  • Bookish's Twitter followers pick their Favorite Underrated Female Sleuths. I've hardly read any of these, which must change.  Oh, and Trixie Belden?! I loved her.  I inherited my aunt's handful of Trixie Belden mysteries and after devouring them, my mom was kind enough to get me the whole set. I can still picture the spines on the bookshelf hutch in my bedroom in Cottage Grove, Minnesota.
  • Oooh, here's Flavorwire's list of The 25 Best Websites for Literature Lovers.  You're welcome.
  • Have you seen this post at Buzz Feed of the 30 Best Places to Be if You Love Books? Seriously, I had a braingasm just scrolling through those pictures.  Not the bathroom one, though.  Have you ever had a moisture/humidity incident with a book and it grows to a million times its original size?  That looks like an accident waiting to happen, if you ask me.
  • Check out the artifacts from the New York Public Library's Children's Book Exhibition, via Flavorwire
  • Harper's Bazaar UK has a slideshow of their favorite Jane Austen movies.  The only version of Emma  that I like is Clueless, which I love.  Who can argue with the rest of this list, though?  
  • Check out Buzz Sugar's slide show of books to read before they hit the big screen.  A lot of YA here, but not all.  
And, that's going to do it for me, for now.  I've fallen so far behind in my reviews.  Do you think it could have something to do with me and these links?  

1 comment:

Hoda Katebi said...

This is a swell list! I must try some of them out!
Also, I really like the first photo!

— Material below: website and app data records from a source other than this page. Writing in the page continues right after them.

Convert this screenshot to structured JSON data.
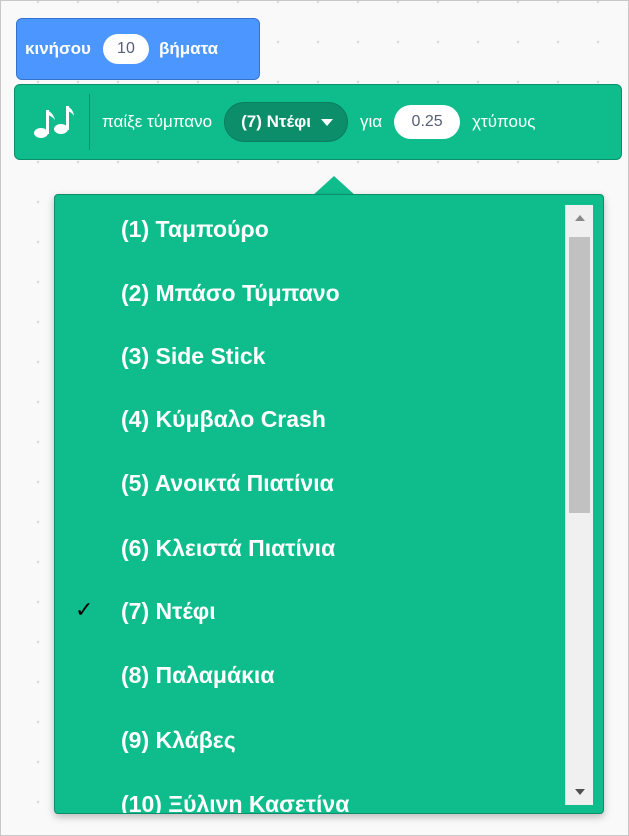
{
  "motion_block": {
    "label_move": "κινήσου",
    "steps_value": "10",
    "label_steps": "βήματα",
    "color": "#4c97ff"
  },
  "music_block": {
    "icon": "music-notes-icon",
    "label_play": "παίξε τύμπανο",
    "selected_drum": "(7) Ντέφι",
    "label_for": "για",
    "beats_value": "0.25",
    "label_beats": "χτύπους",
    "color": "#0fbd8c"
  },
  "drum_menu": {
    "checkmark": "✓",
    "selected_index": 6,
    "items": [
      "(1) Ταμπούρο",
      "(2) Μπάσο Τύμπανο",
      "(3) Side Stick",
      "(4) Κύμβαλο Crash",
      "(5) Ανοικτά Πιατίνια",
      "(6) Κλειστά Πιατίνια",
      "(7) Ντέφι",
      "(8) Παλαμάκια",
      "(9) Κλάβες",
      "(10) Ξύλινη Κασετίνα"
    ]
  }
}
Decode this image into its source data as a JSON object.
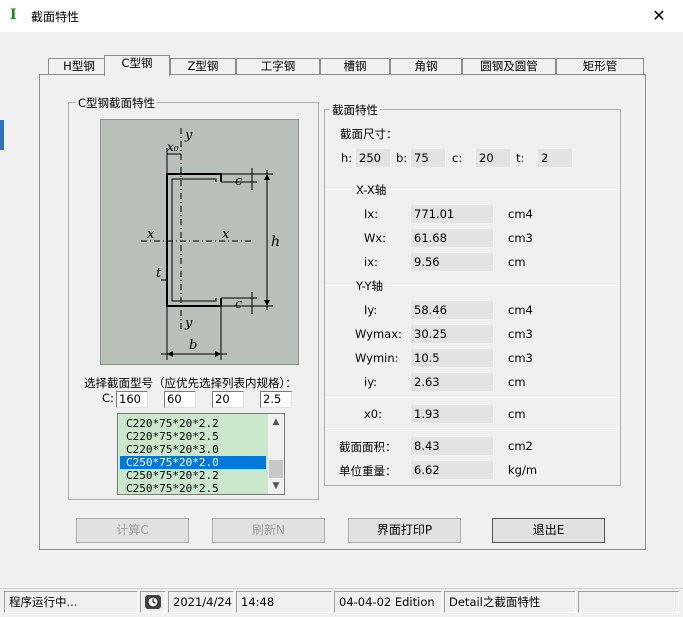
{
  "window": {
    "title": "截面特性",
    "close_glyph": "✕",
    "app_icon_glyph": "I"
  },
  "tabs": [
    {
      "label": "H型钢",
      "active": false
    },
    {
      "label": "C型钢",
      "active": true
    },
    {
      "label": "Z型钢",
      "active": false
    },
    {
      "label": "工字钢",
      "active": false
    },
    {
      "label": "槽钢",
      "active": false
    },
    {
      "label": "角钢",
      "active": false
    },
    {
      "label": "圆钢及圆管",
      "active": false
    },
    {
      "label": "矩形管",
      "active": false
    }
  ],
  "left_group": {
    "title": "C型钢截面特性",
    "figure_labels": {
      "y_top": "y",
      "x0": "x₀",
      "c_top": "c",
      "x_left": "x",
      "x_right": "x",
      "h": "h",
      "t": "t",
      "c_bottom": "c",
      "y_bottom": "y",
      "b": "b"
    },
    "select_prompt": "选择截面型号（应优先选择列表内规格）：",
    "c_label": "C:",
    "inputs": [
      "160",
      "60",
      "20",
      "2.5"
    ],
    "list_items": [
      {
        "text": "C220*75*20*2.2",
        "selected": false
      },
      {
        "text": "C220*75*20*2.5",
        "selected": false
      },
      {
        "text": "C220*75*20*3.0",
        "selected": false
      },
      {
        "text": "C250*75*20*2.0",
        "selected": true
      },
      {
        "text": "C250*75*20*2.2",
        "selected": false
      },
      {
        "text": "C250*75*20*2.5",
        "selected": false
      }
    ]
  },
  "right_group": {
    "title": "截面特性",
    "dims_title": "截面尺寸：",
    "dims": [
      {
        "label": "h:",
        "value": "250"
      },
      {
        "label": "b:",
        "value": "75"
      },
      {
        "label": "c:",
        "value": "20"
      },
      {
        "label": "t:",
        "value": "2"
      }
    ],
    "xx_title": "X-X轴",
    "xx_rows": [
      {
        "label": "Ix:",
        "value": "771.01",
        "unit": "cm4"
      },
      {
        "label": "Wx:",
        "value": "61.68",
        "unit": "cm3"
      },
      {
        "label": "ix:",
        "value": "9.56",
        "unit": "cm"
      }
    ],
    "yy_title": "Y-Y轴",
    "yy_rows": [
      {
        "label": "Iy:",
        "value": "58.46",
        "unit": "cm4"
      },
      {
        "label": "Wymax:",
        "value": "30.25",
        "unit": "cm3"
      },
      {
        "label": "Wymin:",
        "value": "10.5",
        "unit": "cm3"
      },
      {
        "label": "iy:",
        "value": "2.63",
        "unit": "cm"
      }
    ],
    "x0_row": {
      "label": "x0:",
      "value": "1.93",
      "unit": "cm"
    },
    "area_row": {
      "label": "截面面积：",
      "value": "8.43",
      "unit": "cm2"
    },
    "weight_row": {
      "label": "单位重量：",
      "value": "6.62",
      "unit": "kg/m"
    }
  },
  "buttons": {
    "calc": "计算C",
    "refresh": "刷新N",
    "print": "界面打印P",
    "exit": "退出E"
  },
  "status": {
    "state": "程序运行中...",
    "date": "2021/4/24",
    "time": "14:48",
    "edition": "04-04-02 Edition",
    "detail": "Detail之截面特性"
  }
}
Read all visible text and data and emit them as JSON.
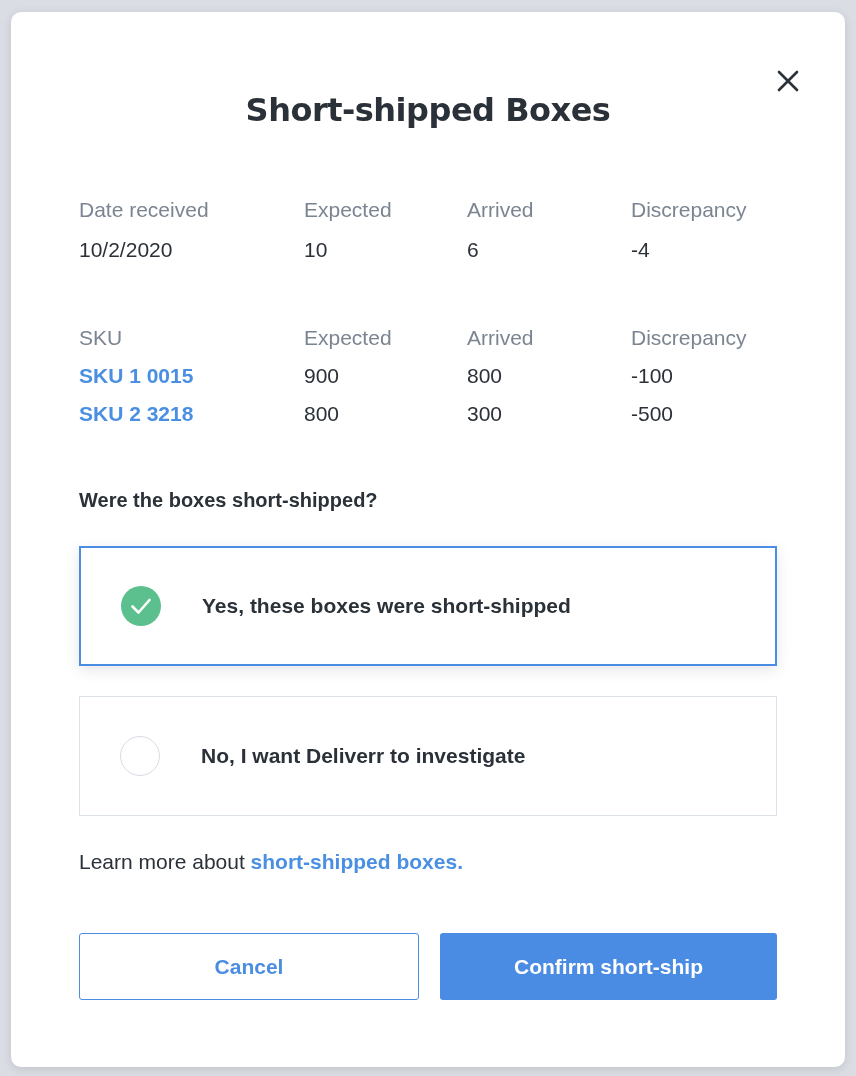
{
  "dialog": {
    "title": "Short-shipped Boxes"
  },
  "summary": {
    "columns": [
      "Date received",
      "Expected",
      "Arrived",
      "Discrepancy"
    ],
    "values": [
      "10/2/2020",
      "10",
      "6",
      "-4"
    ]
  },
  "sku_table": {
    "columns": [
      "SKU",
      "Expected",
      "Arrived",
      "Discrepancy"
    ],
    "rows": [
      {
        "sku": "SKU 1 0015",
        "expected": "900",
        "arrived": "800",
        "discrepancy": "-100"
      },
      {
        "sku": "SKU 2 3218",
        "expected": "800",
        "arrived": "300",
        "discrepancy": "-500"
      }
    ]
  },
  "question": "Were the boxes short-shipped?",
  "options": [
    {
      "label": "Yes, these boxes were short-shipped",
      "selected": true
    },
    {
      "label": "No, I want Deliverr to investigate",
      "selected": false
    }
  ],
  "learn_more": {
    "text": "Learn more about",
    "link": "short-shipped boxes."
  },
  "buttons": [
    {
      "label": "Cancel",
      "kind": "secondary"
    },
    {
      "label": "Confirm short-ship",
      "kind": "primary"
    }
  ]
}
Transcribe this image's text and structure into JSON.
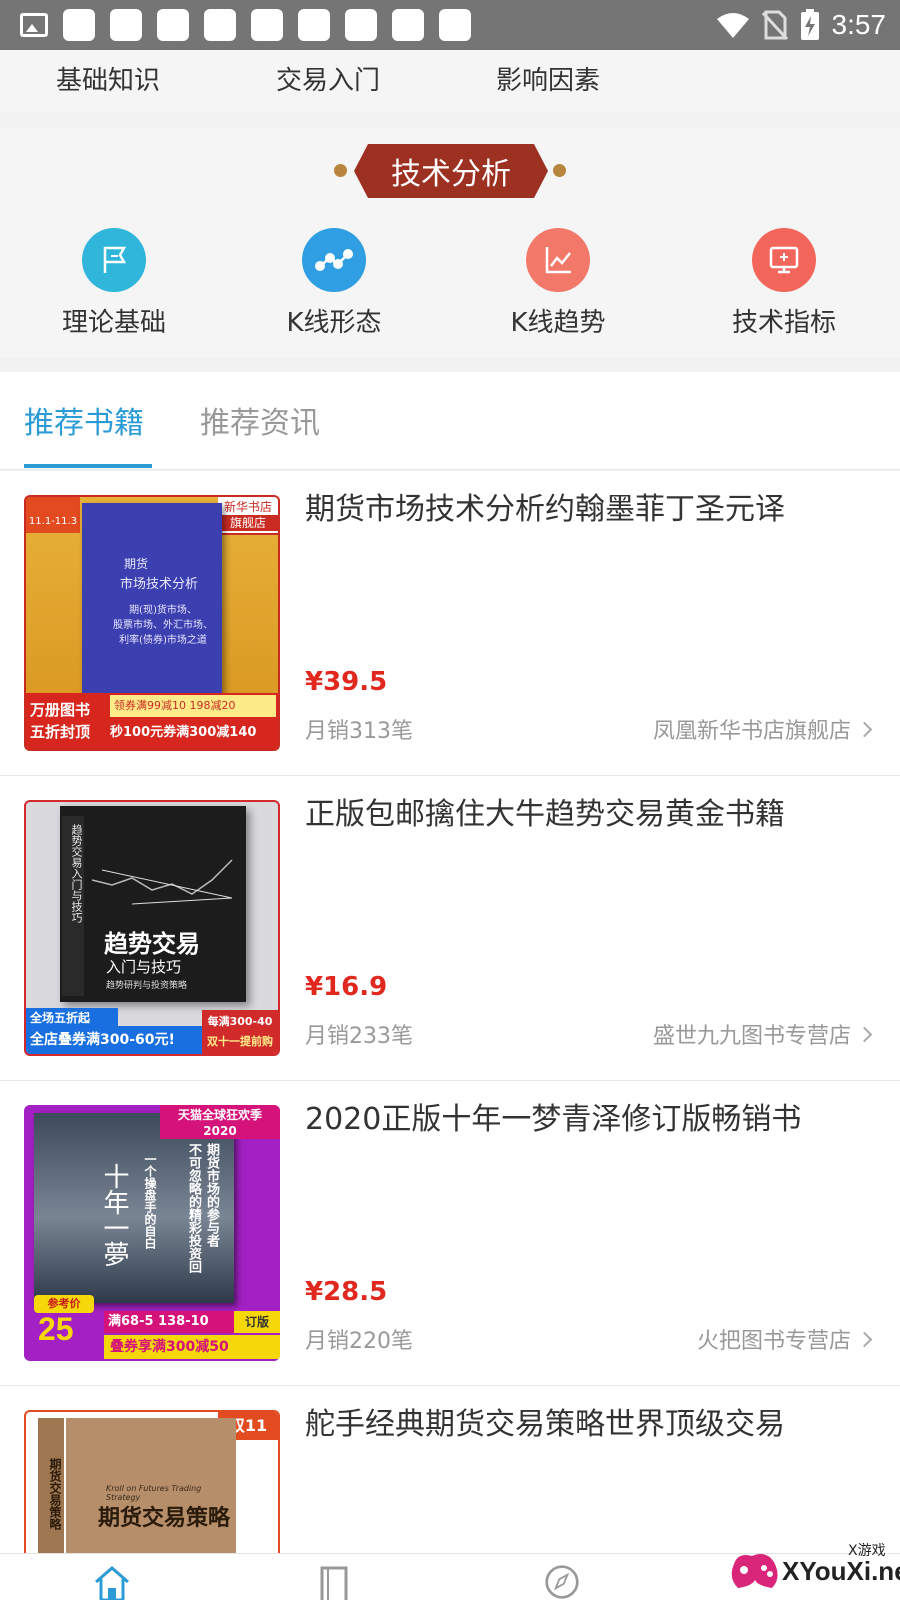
{
  "status_bar": {
    "time": "3:57"
  },
  "top_nav": {
    "items": [
      "基础知识",
      "交易入门",
      "影响因素"
    ]
  },
  "tech_section": {
    "banner": "技术分析",
    "categories": [
      {
        "label": "理论基础",
        "icon": "flag-icon",
        "color": "#2fb6da"
      },
      {
        "label": "K线形态",
        "icon": "nodes-icon",
        "color": "#2f9ee2"
      },
      {
        "label": "K线趋势",
        "icon": "trend-chart-icon",
        "color": "#f2796a"
      },
      {
        "label": "技术指标",
        "icon": "monitor-icon",
        "color": "#f2665c"
      }
    ]
  },
  "tabs": [
    {
      "label": "推荐书籍",
      "active": true
    },
    {
      "label": "推荐资讯",
      "active": false
    }
  ],
  "books": [
    {
      "title": "期货市场技术分析约翰墨菲丁圣元译",
      "price": "¥39.5",
      "sales": "月销313笔",
      "shop": "凤凰新华书店旗舰店",
      "cover": {
        "bg": "#e4a628",
        "book_color": "#3b3fb0",
        "store_badge": "新华书店",
        "store_badge_sub": "旗舰店",
        "event_badge": "11.1-11.3",
        "book_title_1": "期货",
        "book_title_2": "市场技术分析",
        "book_lines": [
          "期(现)货市场、",
          "股票市场、外汇市场、",
          "利率(债券)市场之道"
        ],
        "promo_left_1": "万册图书",
        "promo_left_2": "五折封顶",
        "promo_right_1": "领券满99减10 198减20",
        "promo_right_2": "秒100元券满300减140"
      }
    },
    {
      "title": "正版包邮擒住大牛趋势交易黄金书籍",
      "price": "¥16.9",
      "sales": "月销233笔",
      "shop": "盛世九九图书专营店",
      "cover": {
        "bg": "#dadade",
        "book_color": "#1c1c1c",
        "spine_text": "趋势交易入门与技巧",
        "main_title": "趋势交易",
        "sub_title": "入门与技巧",
        "small_title": "趋势研判与投资策略",
        "promo_top": "全场五折起",
        "promo_bottom": "全店叠券满300-60元!",
        "promo_right_1": "每满300-40",
        "promo_right_2": "双十一提前购"
      }
    },
    {
      "title": "2020正版十年一梦青泽修订版畅销书",
      "price": "¥28.5",
      "sales": "月销220笔",
      "shop": "火把图书专营店",
      "cover": {
        "bg": "#a321c4",
        "top_badge": "天猫全球狂欢季",
        "top_badge_sub": "2020",
        "calligraphy": "十年一夢",
        "vertical_1": "期货市场的参与者",
        "vertical_2": "不可忽略的精彩投资回",
        "vertical_3": "一个操盘手的自白",
        "ref_label": "参考价",
        "ref_price": "25",
        "promo_1": "满68-5 138-10",
        "promo_2": "叠券享满300减50",
        "edition": "订版"
      }
    },
    {
      "title": "舵手经典期货交易策略世界顶级交易",
      "cover": {
        "bg": "#ffffff",
        "badge": "双11",
        "en_title": "Kroll on Futures Trading Strategy",
        "main_title": "期货交易策略",
        "spine_text": "期货交易策略"
      }
    }
  ],
  "watermark": {
    "text": "XYouXi.net",
    "small": "X游戏"
  }
}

P.S. Can't wait to see how your DIY skirt is coming along! Hope to see it soon! (Deadline is less than a week!)